by Luke McCarthy on Tue 30th Nov 2004 14:11 UTC

So I teached him plain HTML with a simple text editor in 15 minutes. And that was easy for him to understand because now *he* was in control, not the fscking machine!

I think systems should be more transparent about their inner workings, allowing users to understand.

Agreed! I would never have been able to use computers so effortlessly if I had started with Windows instead of Acorn Electron and DOS. God help people born in to the world of Windows. I like to start from the bottom, going up. It's like programming: the best programmers know assembly, and can use it when necessary (not very often).

OSes do suck, you're right, but not because they don't provide enough abstraction. That's not the OS's job (see exokernels, etc. for what OSes should really be doing). It's the job of software developers in userspace to abstract away the computer, and indeed the trend has been in that direction.
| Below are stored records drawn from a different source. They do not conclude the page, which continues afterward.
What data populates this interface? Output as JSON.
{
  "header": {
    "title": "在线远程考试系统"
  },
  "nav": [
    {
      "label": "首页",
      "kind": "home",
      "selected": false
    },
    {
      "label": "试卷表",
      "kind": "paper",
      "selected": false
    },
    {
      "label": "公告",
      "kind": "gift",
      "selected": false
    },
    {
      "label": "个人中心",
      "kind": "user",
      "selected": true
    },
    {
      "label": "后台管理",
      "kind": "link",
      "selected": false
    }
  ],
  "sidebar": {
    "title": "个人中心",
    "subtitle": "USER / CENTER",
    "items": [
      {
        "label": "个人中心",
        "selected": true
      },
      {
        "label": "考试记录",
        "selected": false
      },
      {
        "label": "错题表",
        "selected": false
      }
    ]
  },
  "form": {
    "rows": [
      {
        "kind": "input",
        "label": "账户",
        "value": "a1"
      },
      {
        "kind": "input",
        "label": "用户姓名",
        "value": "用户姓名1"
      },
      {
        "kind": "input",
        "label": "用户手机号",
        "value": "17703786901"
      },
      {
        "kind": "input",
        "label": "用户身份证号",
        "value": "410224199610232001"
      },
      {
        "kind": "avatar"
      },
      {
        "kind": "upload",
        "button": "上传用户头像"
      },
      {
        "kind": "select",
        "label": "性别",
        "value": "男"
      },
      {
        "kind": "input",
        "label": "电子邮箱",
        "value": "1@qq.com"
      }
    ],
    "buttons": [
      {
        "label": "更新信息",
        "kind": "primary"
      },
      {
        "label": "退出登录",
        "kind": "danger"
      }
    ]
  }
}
Yes. An OS that wouldn't suck would be nothing more than a transparent layer to compose address spaces, muliplex execution contexts and provide shared hardware access (interrupt handlers, I/O ports and address ranges, etc.) It would be tiny and verifiable. I think whatever goes on top is a harder problem, but it should be changeable. Linux is kind of like this but provides too many abstractions (files, processes, device 'files').